What to do:
Carry over every entry exactly as it appears in the records.

Items from an interface collection
◆ ◆ ◆ ◆
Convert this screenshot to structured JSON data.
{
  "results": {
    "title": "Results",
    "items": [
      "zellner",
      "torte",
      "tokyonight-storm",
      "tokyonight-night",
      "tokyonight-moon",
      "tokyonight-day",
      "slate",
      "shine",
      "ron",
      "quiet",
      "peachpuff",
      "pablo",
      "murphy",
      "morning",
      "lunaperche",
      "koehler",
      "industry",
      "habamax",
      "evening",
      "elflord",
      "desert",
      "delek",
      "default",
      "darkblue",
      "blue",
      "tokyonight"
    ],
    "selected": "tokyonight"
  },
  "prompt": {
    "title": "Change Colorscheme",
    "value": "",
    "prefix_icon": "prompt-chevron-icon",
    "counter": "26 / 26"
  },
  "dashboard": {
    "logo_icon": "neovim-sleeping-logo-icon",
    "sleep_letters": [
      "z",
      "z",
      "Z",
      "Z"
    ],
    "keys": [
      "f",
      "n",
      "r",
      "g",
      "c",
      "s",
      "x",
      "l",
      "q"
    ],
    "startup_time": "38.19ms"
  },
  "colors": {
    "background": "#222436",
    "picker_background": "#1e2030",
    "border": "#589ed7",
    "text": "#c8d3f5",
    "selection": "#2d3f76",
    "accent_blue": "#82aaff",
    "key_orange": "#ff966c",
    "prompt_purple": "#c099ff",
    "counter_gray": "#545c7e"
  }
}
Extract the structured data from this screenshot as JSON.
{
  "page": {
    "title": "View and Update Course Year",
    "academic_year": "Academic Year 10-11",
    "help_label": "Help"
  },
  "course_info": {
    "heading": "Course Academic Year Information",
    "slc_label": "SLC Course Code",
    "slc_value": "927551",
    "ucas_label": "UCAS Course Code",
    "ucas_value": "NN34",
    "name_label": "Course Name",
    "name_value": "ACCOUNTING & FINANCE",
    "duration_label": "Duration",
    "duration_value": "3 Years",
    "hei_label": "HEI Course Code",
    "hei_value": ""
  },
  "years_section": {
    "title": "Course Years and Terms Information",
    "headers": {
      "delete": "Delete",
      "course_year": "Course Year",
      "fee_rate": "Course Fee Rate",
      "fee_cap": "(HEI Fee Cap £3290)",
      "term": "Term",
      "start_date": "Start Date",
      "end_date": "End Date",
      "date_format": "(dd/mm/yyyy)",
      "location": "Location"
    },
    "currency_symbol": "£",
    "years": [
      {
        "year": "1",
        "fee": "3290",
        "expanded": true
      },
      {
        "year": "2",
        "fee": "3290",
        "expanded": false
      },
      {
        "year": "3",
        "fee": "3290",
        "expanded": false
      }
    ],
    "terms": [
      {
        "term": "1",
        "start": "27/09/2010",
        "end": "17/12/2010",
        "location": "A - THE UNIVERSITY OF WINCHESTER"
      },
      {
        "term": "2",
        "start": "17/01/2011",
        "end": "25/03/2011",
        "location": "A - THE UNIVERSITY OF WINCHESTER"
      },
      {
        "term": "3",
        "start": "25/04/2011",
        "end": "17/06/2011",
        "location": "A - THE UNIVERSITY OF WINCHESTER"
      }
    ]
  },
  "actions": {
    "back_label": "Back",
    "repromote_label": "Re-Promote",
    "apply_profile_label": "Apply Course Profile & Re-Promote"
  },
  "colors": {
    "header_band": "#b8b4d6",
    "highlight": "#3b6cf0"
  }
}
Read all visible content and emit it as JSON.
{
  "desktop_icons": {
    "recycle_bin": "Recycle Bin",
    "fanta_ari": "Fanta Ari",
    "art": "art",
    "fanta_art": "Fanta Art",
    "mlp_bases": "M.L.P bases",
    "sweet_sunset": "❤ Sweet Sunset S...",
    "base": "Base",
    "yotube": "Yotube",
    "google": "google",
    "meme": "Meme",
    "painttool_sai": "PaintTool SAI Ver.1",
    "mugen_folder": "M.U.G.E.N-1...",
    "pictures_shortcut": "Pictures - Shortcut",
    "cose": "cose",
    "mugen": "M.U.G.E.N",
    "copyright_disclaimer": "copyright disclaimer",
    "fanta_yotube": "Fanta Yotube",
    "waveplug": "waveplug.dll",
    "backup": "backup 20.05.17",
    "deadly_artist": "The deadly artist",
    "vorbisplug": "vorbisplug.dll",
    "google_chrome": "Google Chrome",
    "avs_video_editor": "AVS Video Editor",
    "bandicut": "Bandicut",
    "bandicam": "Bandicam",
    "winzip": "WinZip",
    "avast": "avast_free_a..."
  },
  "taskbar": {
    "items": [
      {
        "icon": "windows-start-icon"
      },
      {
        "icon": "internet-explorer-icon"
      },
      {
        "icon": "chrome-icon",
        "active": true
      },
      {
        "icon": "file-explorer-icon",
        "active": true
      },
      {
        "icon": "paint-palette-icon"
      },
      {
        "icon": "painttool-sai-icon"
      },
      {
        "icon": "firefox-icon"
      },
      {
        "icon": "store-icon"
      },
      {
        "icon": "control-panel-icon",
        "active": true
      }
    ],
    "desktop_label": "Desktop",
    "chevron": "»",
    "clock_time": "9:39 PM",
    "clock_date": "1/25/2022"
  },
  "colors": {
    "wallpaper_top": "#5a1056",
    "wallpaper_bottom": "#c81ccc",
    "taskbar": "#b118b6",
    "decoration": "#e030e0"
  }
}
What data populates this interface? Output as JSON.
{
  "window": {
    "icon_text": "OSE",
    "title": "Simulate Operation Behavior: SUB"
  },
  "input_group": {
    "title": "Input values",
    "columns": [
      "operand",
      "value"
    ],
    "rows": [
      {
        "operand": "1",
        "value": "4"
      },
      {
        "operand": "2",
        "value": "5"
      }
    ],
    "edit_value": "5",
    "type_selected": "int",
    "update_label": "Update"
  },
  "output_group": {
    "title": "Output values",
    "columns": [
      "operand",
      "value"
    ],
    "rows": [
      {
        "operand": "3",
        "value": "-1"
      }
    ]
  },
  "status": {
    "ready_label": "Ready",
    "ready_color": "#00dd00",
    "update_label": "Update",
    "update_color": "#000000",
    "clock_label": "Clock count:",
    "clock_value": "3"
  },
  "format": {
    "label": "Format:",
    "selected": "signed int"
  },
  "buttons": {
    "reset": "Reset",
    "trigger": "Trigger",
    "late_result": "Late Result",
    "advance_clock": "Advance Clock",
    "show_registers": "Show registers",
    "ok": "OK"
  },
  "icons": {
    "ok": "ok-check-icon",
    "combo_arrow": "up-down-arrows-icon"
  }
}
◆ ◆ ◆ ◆
Solution to this exercise:
Convert this screenshot to structured JSON data.
{
  "results": {
    "title": "Results",
    "items": [
      "zellner",
      "torte",
      "tokyonight-storm",
      "tokyonight-night",
      "tokyonight-moon",
      "tokyonight-day",
      "slate",
      "shine",
      "ron",
      "quiet",
      "peachpuff",
      "pablo",
      "murphy",
      "morning",
      "lunaperche",
      "koehler",
      "industry",
      "habamax",
      "evening",
      "elflord",
      "desert",
      "delek",
      "default",
      "darkblue",
      "blue",
      "tokyonight"
    ],
    "selected": "tokyonight"
  },
  "prompt": {
    "title": "Change Colorscheme",
    "value": "",
    "prefix_icon": "prompt-chevron-icon",
    "counter": "26 / 26"
  },
  "dashboard": {
    "logo_icon": "neovim-sleeping-logo-icon",
    "sleep_letters": [
      "z",
      "z",
      "Z",
      "Z"
    ],
    "keys": [
      "f",
      "n",
      "r",
      "g",
      "c",
      "s",
      "x",
      "l",
      "q"
    ],
    "startup_time": "38.19ms"
  },
  "colors": {
    "background": "#222436",
    "picker_background": "#1e2030",
    "border": "#589ed7",
    "text": "#c8d3f5",
    "selection": "#2d3f76",
    "accent_blue": "#82aaff",
    "key_orange": "#ff966c",
    "prompt_purple": "#c099ff",
    "counter_gray": "#545c7e"
  }
}
Extract the structured data from this screenshot as JSON.
{
  "page": {
    "title": "View and Update Course Year",
    "academic_year": "Academic Year 10-11",
    "help_label": "Help"
  },
  "course_info": {
    "heading": "Course Academic Year Information",
    "slc_label": "SLC Course Code",
    "slc_value": "927551",
    "ucas_label": "UCAS Course Code",
    "ucas_value": "NN34",
    "name_label": "Course Name",
    "name_value": "ACCOUNTING & FINANCE",
    "duration_label": "Duration",
    "duration_value": "3 Years",
    "hei_label": "HEI Course Code",
    "hei_value": ""
  },
  "years_section": {
    "title": "Course Years and Terms Information",
    "headers": {
      "delete": "Delete",
      "course_year": "Course Year",
      "fee_rate": "Course Fee Rate",
      "fee_cap": "(HEI Fee Cap £3290)",
      "term": "Term",
      "start_date": "Start Date",
      "end_date": "End Date",
      "date_format": "(dd/mm/yyyy)",
      "location": "Location"
    },
    "currency_symbol": "£",
    "years": [
      {
        "year": "1",
        "fee": "3290",
        "expanded": true
      },
      {
        "year": "2",
        "fee": "3290",
        "expanded": false
      },
      {
        "year": "3",
        "fee": "3290",
        "expanded": false
      }
    ],
    "terms": [
      {
        "term": "1",
        "start": "27/09/2010",
        "end": "17/12/2010",
        "location": "A - THE UNIVERSITY OF WINCHESTER"
      },
      {
        "term": "2",
        "start": "17/01/2011",
        "end": "25/03/2011",
        "location": "A - THE UNIVERSITY OF WINCHESTER"
      },
      {
        "term": "3",
        "start": "25/04/2011",
        "end": "17/06/2011",
        "location": "A - THE UNIVERSITY OF WINCHESTER"
      }
    ]
  },
  "actions": {
    "back_label": "Back",
    "repromote_label": "Re-Promote",
    "apply_profile_label": "Apply Course Profile & Re-Promote"
  },
  "colors": {
    "header_band": "#b8b4d6",
    "highlight": "#3b6cf0"
  }
}
Read all visible content and emit it as JSON.
{
  "desktop_icons": {
    "recycle_bin": "Recycle Bin",
    "fanta_ari": "Fanta Ari",
    "art": "art",
    "fanta_art": "Fanta Art",
    "mlp_bases": "M.L.P bases",
    "sweet_sunset": "❤ Sweet Sunset S...",
    "base": "Base",
    "yotube": "Yotube",
    "google": "google",
    "meme": "Meme",
    "painttool_sai": "PaintTool SAI Ver.1",
    "mugen_folder": "M.U.G.E.N-1...",
    "pictures_shortcut": "Pictures - Shortcut",
    "cose": "cose",
    "mugen": "M.U.G.E.N",
    "copyright_disclaimer": "copyright disclaimer",
    "fanta_yotube": "Fanta Yotube",
    "waveplug": "waveplug.dll",
    "backup": "backup 20.05.17",
    "deadly_artist": "The deadly artist",
    "vorbisplug": "vorbisplug.dll",
    "google_chrome": "Google Chrome",
    "avs_video_editor": "AVS Video Editor",
    "bandicut": "Bandicut",
    "bandicam": "Bandicam",
    "winzip": "WinZip",
    "avast": "avast_free_a..."
  },
  "taskbar": {
    "items": [
      {
        "icon": "windows-start-icon"
      },
      {
        "icon": "internet-explorer-icon"
      },
      {
        "icon": "chrome-icon",
        "active": true
      },
      {
        "icon": "file-explorer-icon",
        "active": true
      },
      {
        "icon": "paint-palette-icon"
      },
      {
        "icon": "painttool-sai-icon"
      },
      {
        "icon": "firefox-icon"
      },
      {
        "icon": "store-icon"
      },
      {
        "icon": "control-panel-icon",
        "active": true
      }
    ],
    "desktop_label": "Desktop",
    "chevron": "»",
    "clock_time": "9:39 PM",
    "clock_date": "1/25/2022"
  },
  "colors": {
    "wallpaper_top": "#5a1056",
    "wallpaper_bottom": "#c81ccc",
    "taskbar": "#b118b6",
    "decoration": "#e030e0"
  }
}
What data populates this interface? Output as JSON.
{
  "window": {
    "icon_text": "OSE",
    "title": "Simulate Operation Behavior: SUB"
  },
  "input_group": {
    "title": "Input values",
    "columns": [
      "operand",
      "value"
    ],
    "rows": [
      {
        "operand": "1",
        "value": "4"
      },
      {
        "operand": "2",
        "value": "5"
      }
    ],
    "edit_value": "5",
    "type_selected": "int",
    "update_label": "Update"
  },
  "output_group": {
    "title": "Output values",
    "columns": [
      "operand",
      "value"
    ],
    "rows": [
      {
        "operand": "3",
        "value": "-1"
      }
    ]
  },
  "status": {
    "ready_label": "Ready",
    "ready_color": "#00dd00",
    "update_label": "Update",
    "update_color": "#000000",
    "clock_label": "Clock count:",
    "clock_value": "3"
  },
  "format": {
    "label": "Format:",
    "selected": "signed int"
  },
  "buttons": {
    "reset": "Reset",
    "trigger": "Trigger",
    "late_result": "Late Result",
    "advance_clock": "Advance Clock",
    "show_registers": "Show registers",
    "ok": "OK"
  },
  "icons": {
    "ok": "ok-check-icon",
    "combo_arrow": "up-down-arrows-icon"
  }
}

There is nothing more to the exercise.